These goodbyes are just about killing me. Since school is out, I did what I usually do at the end of every school year – I write a thank you note to those who had worked with my son, telling them how much I appreciate all they’ve done. Only this time, it wasn’t a thank-you-for-the-great-year. It was an I-can’t-thank-you-enough-for-the-difference-you-have-made-in-my-son’s-life.
A few days ago I sent an e-mail to the Regional Autism Consultant for southern Oregon, who has known Nigel since his non-verbal days and worked one-on-one with him years before she took her current position. I think she has worked with my son for twelve years. So I began with, “You’ve been in the picture so long that it’s hard to come up with an adequate way to thank you” and proceeded to express my gratitude for all that she has done, including designing Nigel’s weekly social skills class (and recruiting other students to be in it) specifically for him. Her gracious response made me cry, of course, especially when I read “Nigel brought such wonderful perspective to the social skills group, he was so very open and honest and a very active participant which really made the group successful – I will miss him so very much.”

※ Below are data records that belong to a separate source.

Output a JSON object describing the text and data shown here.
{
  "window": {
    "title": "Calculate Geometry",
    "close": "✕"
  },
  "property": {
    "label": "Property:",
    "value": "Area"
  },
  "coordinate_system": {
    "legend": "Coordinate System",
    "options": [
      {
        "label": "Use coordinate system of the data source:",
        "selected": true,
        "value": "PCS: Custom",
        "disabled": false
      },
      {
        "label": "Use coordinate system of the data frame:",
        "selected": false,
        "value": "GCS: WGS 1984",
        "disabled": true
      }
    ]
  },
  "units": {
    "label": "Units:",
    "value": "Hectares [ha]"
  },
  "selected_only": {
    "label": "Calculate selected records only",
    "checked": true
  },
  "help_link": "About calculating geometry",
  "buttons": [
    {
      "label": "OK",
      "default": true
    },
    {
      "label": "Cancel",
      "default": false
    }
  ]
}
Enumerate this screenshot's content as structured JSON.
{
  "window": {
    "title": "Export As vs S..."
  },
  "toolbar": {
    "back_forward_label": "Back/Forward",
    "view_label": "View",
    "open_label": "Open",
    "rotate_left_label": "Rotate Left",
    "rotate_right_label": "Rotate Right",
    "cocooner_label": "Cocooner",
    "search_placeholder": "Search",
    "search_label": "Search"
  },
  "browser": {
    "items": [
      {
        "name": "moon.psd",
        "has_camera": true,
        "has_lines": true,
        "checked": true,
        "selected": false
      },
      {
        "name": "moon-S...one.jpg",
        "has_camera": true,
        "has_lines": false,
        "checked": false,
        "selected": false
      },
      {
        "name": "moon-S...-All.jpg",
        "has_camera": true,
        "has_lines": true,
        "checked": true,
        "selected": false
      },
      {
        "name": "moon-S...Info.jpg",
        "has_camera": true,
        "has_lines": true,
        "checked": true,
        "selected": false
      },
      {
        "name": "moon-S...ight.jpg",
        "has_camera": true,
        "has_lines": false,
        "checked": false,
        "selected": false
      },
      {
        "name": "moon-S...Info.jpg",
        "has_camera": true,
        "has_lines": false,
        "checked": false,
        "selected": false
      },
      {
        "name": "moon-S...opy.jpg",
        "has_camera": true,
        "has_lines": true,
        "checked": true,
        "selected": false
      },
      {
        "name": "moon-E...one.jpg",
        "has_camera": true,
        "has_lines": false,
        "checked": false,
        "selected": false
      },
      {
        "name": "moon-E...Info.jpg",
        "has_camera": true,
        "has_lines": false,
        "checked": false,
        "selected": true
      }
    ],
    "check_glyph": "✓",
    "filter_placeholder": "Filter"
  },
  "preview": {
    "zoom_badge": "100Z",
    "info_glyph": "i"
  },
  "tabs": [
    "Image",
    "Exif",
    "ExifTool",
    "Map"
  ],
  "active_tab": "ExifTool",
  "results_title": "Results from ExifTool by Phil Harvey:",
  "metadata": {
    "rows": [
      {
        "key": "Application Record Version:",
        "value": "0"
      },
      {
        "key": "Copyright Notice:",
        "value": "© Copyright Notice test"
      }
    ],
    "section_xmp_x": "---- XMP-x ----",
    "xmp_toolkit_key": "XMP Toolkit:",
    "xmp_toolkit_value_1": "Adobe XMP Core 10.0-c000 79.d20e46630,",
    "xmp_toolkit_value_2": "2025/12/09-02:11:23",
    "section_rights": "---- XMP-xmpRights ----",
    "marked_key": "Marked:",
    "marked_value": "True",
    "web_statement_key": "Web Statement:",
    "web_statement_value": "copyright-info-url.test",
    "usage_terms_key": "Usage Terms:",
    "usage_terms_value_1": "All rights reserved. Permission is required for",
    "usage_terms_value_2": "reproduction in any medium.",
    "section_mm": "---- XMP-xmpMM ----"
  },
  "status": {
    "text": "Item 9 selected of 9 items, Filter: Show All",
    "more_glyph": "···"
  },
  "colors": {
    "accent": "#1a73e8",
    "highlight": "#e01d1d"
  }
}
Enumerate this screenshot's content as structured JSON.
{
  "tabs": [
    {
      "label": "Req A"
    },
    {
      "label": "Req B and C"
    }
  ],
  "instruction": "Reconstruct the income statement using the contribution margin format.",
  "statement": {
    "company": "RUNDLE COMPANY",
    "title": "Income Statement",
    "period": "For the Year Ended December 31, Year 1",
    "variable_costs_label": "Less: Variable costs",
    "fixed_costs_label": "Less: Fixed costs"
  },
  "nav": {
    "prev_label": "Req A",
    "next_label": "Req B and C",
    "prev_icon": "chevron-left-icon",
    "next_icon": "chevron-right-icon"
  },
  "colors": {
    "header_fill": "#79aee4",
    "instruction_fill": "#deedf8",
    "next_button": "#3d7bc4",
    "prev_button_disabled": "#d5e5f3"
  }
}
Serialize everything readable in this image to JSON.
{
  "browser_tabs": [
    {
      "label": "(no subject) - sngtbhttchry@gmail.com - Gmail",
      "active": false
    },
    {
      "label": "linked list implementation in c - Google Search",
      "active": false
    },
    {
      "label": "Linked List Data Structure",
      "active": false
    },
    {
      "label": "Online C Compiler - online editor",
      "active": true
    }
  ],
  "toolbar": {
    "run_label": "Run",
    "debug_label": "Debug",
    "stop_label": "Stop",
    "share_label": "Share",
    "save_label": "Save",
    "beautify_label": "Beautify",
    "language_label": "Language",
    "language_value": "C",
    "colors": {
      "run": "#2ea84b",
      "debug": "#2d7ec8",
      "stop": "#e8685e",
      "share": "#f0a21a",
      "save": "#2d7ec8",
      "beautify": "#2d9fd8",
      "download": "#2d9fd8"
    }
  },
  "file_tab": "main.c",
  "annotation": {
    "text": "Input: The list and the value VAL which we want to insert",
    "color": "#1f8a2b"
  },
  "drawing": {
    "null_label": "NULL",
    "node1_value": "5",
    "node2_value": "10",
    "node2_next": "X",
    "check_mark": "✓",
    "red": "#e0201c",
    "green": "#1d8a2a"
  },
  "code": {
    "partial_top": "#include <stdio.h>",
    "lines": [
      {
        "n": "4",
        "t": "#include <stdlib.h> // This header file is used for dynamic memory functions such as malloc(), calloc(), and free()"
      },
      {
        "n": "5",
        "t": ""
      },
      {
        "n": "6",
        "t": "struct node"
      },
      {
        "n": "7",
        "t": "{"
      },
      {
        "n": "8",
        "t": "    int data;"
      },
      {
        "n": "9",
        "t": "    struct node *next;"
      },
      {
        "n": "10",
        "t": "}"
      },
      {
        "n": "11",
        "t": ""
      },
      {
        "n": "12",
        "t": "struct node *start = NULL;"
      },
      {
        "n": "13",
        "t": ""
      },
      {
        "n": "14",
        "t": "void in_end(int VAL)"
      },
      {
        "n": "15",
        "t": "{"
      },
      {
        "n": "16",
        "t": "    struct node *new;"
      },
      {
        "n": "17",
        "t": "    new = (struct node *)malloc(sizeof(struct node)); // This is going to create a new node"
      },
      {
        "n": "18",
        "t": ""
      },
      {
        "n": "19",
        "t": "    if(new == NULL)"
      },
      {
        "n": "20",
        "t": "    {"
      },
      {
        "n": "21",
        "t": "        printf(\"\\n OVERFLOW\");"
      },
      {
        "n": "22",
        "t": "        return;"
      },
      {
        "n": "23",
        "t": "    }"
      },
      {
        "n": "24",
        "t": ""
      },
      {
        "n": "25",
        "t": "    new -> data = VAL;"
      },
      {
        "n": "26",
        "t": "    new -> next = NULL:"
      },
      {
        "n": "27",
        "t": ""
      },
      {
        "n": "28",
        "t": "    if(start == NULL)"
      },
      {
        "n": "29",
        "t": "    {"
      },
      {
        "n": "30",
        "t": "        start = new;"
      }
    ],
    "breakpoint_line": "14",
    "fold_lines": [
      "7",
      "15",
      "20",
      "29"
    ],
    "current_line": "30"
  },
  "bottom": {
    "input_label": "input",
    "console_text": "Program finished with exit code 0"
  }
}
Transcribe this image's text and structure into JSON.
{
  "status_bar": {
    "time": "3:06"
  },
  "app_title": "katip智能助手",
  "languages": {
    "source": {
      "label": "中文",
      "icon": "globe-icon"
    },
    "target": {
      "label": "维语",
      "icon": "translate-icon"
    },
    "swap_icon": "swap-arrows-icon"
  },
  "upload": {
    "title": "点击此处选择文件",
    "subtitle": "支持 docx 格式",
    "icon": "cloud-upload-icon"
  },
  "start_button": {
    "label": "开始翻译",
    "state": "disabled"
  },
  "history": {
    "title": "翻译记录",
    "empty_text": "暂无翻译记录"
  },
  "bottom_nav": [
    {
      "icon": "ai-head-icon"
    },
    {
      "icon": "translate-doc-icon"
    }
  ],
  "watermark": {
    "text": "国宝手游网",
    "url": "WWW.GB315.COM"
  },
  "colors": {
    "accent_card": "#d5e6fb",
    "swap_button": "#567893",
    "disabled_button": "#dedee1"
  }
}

Last week, I took Nigel to his last Scout meeting, where they had a goodbye party for him. Being in this particular Scout troop has been so beneficial for Nigel, for many reasons. As can well be expected (due to terrible news stories about abuse in some Scout troops), a Scout troop is only as successful – and as good – as its leader. And I don’t see how there could possibly be a better Scoutmaster out there. We are so blessed with the troop that Nigel’s been part of for almost six years. Our Scoutmaster is by far the most patient person I’ve ever known. He also truly cares for Nigel. When the party was over and it was time to leave, the Scoutmaster said some generous parting words about Nigel and his progress as a Scout, and then he asked Nigel to stand at the door so that every Scout could shake his hand on their way out. I was so touched, so emotional, that I couldn’t even watch.
Our main consolation, which I keep reminding myself, is that we have close family that we will be able to see much more often in L.A. The boys can spend unlimited time with their father, who has lived there for over eight years. They have an uncle and two aunts there who adore them. And then there is their grandfather, who plans to take them to Thailand later this year. I have missed all of them tremendously over the years that we’ve been apart, and I’m so looking forward to sharing more of our lives with them. But as important as family is, kids – especially teenagers – need their friends.
As we drove home from the Scout party that night, Nigel said to me, “I don’t know if I’ll be able to find such good friends ever again.” And of course that really did me in. I croaked, “Oh, honey. I know that your friends here mean a lot to you, and you’ll miss them so much. But you’ll be able to find new good friends in L.A. And they will find you. Because you are a very friendly, caring person, and good people will always want to be friends with you. I really believe that, Nigel.”
He simply said, “Yeah.” But there was hope in his voice.
The boys have gone now. They are in L.A., barbequing and bodysurfing with their dad, while I remain in Oregon (for now) to sell the house. I have started sorting through things and packing, slowly but purposefully. Over the weekend I came across an assignment that Nigel had done in middle school, during a time when he was being bullied relentlessly. It was from around the time that he had taken his yearbook and scribbled on all the faces of the kids who had bullied him, and when I looked at it later I cried because there had been so many scribbled faces. This assignment that I found was a “time capsule” that the teacher said she sends to all the students when they graduate from high school, so that they can remember what middle school was like for them. It had items like “My favorite foods” and “My pets” listed next to a blank line. It listed “Friends” with a blank line after it to write your friends’ names on.
But instead of listing his friends’ names on the line, like most kids would have done, next to the word “Friends,” Nigel had written “many.” Even then, he believed that he had many friends. Even then.